WHAT TO WORK ON
Copy every line of the following data that includes the string "Scenarios".

Data about app and page elements
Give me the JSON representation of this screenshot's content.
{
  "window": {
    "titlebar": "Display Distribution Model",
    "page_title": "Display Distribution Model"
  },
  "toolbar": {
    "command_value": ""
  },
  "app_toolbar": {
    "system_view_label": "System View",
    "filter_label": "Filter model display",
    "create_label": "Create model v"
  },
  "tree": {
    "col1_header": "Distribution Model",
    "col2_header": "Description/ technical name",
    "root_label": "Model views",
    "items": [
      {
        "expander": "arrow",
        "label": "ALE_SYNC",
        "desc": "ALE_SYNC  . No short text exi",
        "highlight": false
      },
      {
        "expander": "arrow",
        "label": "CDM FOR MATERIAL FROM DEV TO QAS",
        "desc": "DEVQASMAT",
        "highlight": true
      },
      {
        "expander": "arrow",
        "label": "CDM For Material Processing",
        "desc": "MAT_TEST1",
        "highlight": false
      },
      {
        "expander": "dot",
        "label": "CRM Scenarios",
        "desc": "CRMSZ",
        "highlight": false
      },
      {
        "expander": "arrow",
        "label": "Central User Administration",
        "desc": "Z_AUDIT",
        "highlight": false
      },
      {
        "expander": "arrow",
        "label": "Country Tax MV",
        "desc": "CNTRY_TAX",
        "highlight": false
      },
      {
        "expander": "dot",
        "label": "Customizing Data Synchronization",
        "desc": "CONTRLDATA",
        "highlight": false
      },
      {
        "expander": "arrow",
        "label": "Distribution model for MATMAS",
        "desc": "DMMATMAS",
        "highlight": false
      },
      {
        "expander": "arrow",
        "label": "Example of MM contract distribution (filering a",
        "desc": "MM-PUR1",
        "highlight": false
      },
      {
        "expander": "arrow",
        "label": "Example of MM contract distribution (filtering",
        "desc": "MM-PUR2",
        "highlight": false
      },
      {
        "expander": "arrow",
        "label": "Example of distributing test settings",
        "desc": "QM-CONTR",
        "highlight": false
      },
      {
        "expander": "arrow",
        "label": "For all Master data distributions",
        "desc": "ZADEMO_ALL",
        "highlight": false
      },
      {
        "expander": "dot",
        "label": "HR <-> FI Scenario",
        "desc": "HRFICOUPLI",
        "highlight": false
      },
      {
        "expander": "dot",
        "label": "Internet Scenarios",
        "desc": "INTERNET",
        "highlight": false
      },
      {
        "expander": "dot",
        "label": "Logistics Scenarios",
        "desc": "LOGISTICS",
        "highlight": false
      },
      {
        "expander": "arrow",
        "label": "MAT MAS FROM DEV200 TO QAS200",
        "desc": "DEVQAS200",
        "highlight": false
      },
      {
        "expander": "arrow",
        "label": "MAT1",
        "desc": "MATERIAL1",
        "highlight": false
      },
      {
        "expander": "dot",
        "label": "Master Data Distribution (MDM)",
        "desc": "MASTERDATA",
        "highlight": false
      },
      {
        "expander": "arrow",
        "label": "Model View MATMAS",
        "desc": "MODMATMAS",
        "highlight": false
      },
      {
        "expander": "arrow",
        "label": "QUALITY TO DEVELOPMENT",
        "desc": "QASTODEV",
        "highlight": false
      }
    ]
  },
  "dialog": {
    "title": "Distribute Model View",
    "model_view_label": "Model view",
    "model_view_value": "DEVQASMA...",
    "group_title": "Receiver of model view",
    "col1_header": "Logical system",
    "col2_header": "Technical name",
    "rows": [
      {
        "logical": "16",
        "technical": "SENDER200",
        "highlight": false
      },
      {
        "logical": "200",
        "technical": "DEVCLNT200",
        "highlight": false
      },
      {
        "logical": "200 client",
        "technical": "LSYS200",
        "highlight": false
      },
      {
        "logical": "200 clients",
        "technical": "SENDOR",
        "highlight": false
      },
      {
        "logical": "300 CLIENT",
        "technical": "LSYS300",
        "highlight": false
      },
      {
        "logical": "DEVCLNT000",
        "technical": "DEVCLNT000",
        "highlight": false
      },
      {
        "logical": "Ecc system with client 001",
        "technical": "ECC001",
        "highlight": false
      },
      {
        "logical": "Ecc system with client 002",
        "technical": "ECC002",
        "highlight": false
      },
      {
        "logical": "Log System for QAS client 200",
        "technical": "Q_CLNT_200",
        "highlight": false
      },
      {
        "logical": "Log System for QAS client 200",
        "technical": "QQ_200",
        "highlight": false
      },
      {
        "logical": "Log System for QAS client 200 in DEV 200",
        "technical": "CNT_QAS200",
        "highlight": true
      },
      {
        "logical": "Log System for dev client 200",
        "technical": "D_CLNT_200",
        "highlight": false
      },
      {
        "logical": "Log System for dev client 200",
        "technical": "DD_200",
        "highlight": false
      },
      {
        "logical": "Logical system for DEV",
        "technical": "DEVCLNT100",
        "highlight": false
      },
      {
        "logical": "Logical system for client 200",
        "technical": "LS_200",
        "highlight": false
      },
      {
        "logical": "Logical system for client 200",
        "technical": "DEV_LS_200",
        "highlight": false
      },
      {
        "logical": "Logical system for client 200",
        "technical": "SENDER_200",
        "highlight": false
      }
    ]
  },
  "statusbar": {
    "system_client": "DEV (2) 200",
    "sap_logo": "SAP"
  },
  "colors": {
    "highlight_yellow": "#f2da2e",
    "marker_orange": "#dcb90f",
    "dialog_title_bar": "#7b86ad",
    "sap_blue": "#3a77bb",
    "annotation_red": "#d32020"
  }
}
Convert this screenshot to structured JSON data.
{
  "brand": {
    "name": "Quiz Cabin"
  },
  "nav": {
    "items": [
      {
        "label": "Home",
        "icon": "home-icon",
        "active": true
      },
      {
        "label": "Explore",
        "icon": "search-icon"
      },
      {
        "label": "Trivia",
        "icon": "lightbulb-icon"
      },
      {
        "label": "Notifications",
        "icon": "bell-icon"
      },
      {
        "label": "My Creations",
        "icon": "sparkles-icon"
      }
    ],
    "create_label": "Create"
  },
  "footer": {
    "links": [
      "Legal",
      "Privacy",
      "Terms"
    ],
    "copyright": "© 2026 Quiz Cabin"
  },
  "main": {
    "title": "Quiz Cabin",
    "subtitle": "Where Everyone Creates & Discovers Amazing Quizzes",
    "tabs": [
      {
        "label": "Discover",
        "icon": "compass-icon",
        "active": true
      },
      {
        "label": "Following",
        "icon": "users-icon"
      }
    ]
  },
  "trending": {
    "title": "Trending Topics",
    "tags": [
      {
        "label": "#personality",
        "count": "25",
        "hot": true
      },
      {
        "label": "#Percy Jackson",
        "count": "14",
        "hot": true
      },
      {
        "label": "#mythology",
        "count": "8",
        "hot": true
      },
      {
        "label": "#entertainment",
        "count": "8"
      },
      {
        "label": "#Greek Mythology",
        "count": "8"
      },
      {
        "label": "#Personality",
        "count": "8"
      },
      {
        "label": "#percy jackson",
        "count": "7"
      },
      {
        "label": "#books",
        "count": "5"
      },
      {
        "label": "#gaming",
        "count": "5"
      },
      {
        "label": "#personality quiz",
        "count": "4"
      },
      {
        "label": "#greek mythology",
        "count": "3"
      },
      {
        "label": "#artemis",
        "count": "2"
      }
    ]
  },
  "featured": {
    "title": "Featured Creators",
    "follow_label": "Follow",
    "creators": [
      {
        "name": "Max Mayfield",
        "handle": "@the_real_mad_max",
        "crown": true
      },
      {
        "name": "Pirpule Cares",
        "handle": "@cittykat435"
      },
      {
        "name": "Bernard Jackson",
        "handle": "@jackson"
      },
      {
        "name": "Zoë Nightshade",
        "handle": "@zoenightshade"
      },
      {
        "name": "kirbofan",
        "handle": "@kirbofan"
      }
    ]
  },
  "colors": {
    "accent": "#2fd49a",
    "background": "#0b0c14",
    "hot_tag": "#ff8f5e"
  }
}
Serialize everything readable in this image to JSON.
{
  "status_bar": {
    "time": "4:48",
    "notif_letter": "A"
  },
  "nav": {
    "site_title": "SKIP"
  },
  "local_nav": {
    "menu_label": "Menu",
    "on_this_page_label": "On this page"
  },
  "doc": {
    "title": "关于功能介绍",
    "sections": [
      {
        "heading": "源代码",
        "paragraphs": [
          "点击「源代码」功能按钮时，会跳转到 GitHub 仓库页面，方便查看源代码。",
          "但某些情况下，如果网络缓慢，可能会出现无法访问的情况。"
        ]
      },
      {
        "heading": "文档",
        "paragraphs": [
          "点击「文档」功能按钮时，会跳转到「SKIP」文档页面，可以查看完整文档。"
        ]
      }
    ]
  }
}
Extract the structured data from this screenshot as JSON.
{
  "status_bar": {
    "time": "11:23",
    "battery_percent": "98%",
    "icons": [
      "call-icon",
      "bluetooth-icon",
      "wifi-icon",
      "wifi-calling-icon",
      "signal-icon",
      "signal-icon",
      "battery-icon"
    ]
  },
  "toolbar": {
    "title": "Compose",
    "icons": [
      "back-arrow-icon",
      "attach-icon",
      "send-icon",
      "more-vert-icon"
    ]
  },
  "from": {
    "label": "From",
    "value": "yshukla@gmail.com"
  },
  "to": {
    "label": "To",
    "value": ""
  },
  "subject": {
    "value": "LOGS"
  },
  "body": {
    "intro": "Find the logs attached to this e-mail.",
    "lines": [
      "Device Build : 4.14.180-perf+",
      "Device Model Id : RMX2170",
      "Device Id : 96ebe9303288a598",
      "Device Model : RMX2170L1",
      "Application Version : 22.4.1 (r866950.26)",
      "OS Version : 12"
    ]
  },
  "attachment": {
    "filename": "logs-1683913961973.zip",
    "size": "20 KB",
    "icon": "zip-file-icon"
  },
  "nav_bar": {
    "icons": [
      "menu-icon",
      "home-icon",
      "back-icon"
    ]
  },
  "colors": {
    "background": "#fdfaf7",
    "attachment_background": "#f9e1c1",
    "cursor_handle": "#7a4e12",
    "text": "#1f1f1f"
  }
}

FINAL ANSWER
        "label": "CRM Scenarios",
        "label": "Internet Scenarios",
        "label": "Logistics Scenarios",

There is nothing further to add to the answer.